- Brief -
Would you print all of the records below exactly, without skipping any?

[Dataset rows describing interfaces]
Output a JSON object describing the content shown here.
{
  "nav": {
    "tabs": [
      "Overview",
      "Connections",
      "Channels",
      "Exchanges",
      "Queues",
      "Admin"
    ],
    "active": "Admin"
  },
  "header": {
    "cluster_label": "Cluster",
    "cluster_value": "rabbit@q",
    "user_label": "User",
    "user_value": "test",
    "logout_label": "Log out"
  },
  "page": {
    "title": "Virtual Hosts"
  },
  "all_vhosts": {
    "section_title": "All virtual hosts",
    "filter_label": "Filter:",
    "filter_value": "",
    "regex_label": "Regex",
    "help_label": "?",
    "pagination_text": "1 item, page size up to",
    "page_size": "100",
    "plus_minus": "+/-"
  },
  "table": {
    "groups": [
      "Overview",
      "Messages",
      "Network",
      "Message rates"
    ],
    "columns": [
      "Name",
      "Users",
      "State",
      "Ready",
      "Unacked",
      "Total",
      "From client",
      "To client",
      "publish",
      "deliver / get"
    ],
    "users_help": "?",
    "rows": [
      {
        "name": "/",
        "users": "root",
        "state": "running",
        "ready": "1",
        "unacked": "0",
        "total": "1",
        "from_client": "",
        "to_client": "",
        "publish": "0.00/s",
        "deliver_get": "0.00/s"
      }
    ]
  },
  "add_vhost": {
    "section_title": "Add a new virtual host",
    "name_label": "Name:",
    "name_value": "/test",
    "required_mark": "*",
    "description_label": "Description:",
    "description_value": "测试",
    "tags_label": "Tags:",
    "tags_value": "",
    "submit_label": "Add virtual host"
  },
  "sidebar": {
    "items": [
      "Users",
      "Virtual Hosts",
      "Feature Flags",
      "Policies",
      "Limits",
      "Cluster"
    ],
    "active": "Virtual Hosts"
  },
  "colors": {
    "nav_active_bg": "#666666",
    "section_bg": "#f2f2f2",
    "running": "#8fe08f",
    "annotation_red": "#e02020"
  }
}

- Exercise solution -
Output a JSON object describing the content shown here.
{
  "nav": {
    "tabs": [
      "Overview",
      "Connections",
      "Channels",
      "Exchanges",
      "Queues",
      "Admin"
    ],
    "active": "Admin"
  },
  "header": {
    "cluster_label": "Cluster",
    "cluster_value": "rabbit@q",
    "user_label": "User",
    "user_value": "test",
    "logout_label": "Log out"
  },
  "page": {
    "title": "Virtual Hosts"
  },
  "all_vhosts": {
    "section_title": "All virtual hosts",
    "filter_label": "Filter:",
    "filter_value": "",
    "regex_label": "Regex",
    "help_label": "?",
    "pagination_text": "1 item, page size up to",
    "page_size": "100",
    "plus_minus": "+/-"
  },
  "table": {
    "groups": [
      "Overview",
      "Messages",
      "Network",
      "Message rates"
    ],
    "columns": [
      "Name",
      "Users",
      "State",
      "Ready",
      "Unacked",
      "Total",
      "From client",
      "To client",
      "publish",
      "deliver / get"
    ],
    "users_help": "?",
    "rows": [
      {
        "name": "/",
        "users": "root",
        "state": "running",
        "ready": "1",
        "unacked": "0",
        "total": "1",
        "from_client": "",
        "to_client": "",
        "publish": "0.00/s",
        "deliver_get": "0.00/s"
      }
    ]
  },
  "add_vhost": {
    "section_title": "Add a new virtual host",
    "name_label": "Name:",
    "name_value": "/test",
    "required_mark": "*",
    "description_label": "Description:",
    "description_value": "测试",
    "tags_label": "Tags:",
    "tags_value": "",
    "submit_label": "Add virtual host"
  },
  "sidebar": {
    "items": [
      "Users",
      "Virtual Hosts",
      "Feature Flags",
      "Policies",
      "Limits",
      "Cluster"
    ],
    "active": "Virtual Hosts"
  },
  "colors": {
    "nav_active_bg": "#666666",
    "section_bg": "#f2f2f2",
    "running": "#8fe08f",
    "annotation_red": "#e02020"
  }
}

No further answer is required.